I still haven't shifted my Christmas excesses, so I feel I shouldn't keep making myself cakes. But when there's no cake in the house I rummage around for the kids treats instead. So this cake is my acknowledgement that I need the odd treat and if I share it with a few friends it shouldn't do me too much harm.
I really like all sorts of fruitcakes, but particularly enjoy ones that don't have too much fruit and are more cakey. This one uses ground almond and polenta along with the flour, so should be lovely and moist and dense.
So, the sherry the recipe asks for is some very posh and new-age sherry. I remember when sherry came in 3 different types, dry, medium and sweet. And the more you advanced in years, the sweeter the sherry you took. I can still remember the first time I was offered a sherry at a relative's house, I was only 32, I was mortified and immediately went and put on a bit more make-up!
The sherry I am using is a very old Harvey's Bristol Cream that I stumbled upon in my parents' loft. It had a music offer on the collar that expired in 1985. It really isn't fit for drinking but a cake is going to love it's rich oaky sweetness.
Here is the recipe:
100ml sherry (plus extra for dousing and sipping!)
250g caster sugar
4 eggs, beaten
200g ground almonds
100g self raising flour
First soak the raisins in the sherry while you get all your other ingredients ready, 30mins minimum, but longer if you have the time.
Cream your butter and sugar together, if you haven't got softened butter, stick your bowl in the oven for a couple of minutes as it's heating up. I find an electric hand whisk the best tool for the job.
When the mixture is pale, gradually add the beaten eggs until they are all incorporated (you might need to add a little of your flour if it starts to curdle). Now add the dry ingredients – almonds, polenta, flour. This will feel quite dry when these are all mixed in, but now you are going to add the raisins with all their lovely soaking liquor.
I had the urge to add a little cinnamon or vanilla to the mixture at this point (a terrible habit I have to tinker with the recipe) but I resisted because I wanted the sherry to shine through.
Now tip the mixture into a lined 23cm cake tin, I only had a 20cm tin within easy reach, so I used this which gives a deeper cake, but will take longer to cook. At this stage I couldn't resist a little sprinkle of demerera sugar on the top because I love the crunch this gives (tinker, tinker!)
Now make your cake comfortable in a preheated oven at 180 C/160 C fan for 45-50mins (or if you have followed my smaller cake size example you will need about another 20mins, but check a couple of times) a skewer should come out clean when it's cooked.
When the cake is still hot, prick it all over and spoon a little more sherry over the top (the recipe said to use 150ml more, but I didn't quite go that far).
I would most heartily recommend eating it when it's still a bit warm, as your teacher isn't watching and she can't tell you off for eating hot cake.
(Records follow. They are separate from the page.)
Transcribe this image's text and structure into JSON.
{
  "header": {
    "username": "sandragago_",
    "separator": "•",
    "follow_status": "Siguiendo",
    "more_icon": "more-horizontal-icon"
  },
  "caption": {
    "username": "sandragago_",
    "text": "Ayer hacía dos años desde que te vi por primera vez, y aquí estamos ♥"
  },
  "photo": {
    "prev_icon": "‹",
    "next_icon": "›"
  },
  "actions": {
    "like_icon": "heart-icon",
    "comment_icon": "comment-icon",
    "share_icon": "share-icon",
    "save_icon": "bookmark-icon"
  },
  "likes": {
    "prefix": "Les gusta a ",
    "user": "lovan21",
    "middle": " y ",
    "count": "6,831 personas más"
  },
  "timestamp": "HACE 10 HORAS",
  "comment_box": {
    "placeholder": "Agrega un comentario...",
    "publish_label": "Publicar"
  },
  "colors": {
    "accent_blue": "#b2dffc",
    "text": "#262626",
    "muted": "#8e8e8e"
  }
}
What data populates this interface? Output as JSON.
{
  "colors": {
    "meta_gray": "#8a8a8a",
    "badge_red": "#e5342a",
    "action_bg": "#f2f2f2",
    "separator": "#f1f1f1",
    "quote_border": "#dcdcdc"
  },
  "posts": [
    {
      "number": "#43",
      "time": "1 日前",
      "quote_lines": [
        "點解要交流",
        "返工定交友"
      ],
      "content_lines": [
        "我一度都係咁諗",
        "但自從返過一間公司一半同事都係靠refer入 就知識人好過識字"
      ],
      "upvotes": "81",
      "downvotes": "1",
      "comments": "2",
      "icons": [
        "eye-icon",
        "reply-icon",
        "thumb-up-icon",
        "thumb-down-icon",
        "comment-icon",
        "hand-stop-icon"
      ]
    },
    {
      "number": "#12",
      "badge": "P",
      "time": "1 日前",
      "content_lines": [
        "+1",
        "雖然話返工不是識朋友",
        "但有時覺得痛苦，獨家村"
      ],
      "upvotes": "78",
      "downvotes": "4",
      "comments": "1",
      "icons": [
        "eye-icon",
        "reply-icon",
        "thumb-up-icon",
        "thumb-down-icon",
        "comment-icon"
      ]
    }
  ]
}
We have tried really hard to keep to just one slice of this a day, unfortunately the size of the slice is questionable.
This would make a lovely Easter cake if you don't like the normal Simnel cake. It is crumbly and light and I think it would go just as well with a glass of fizz as it does with a cuppa.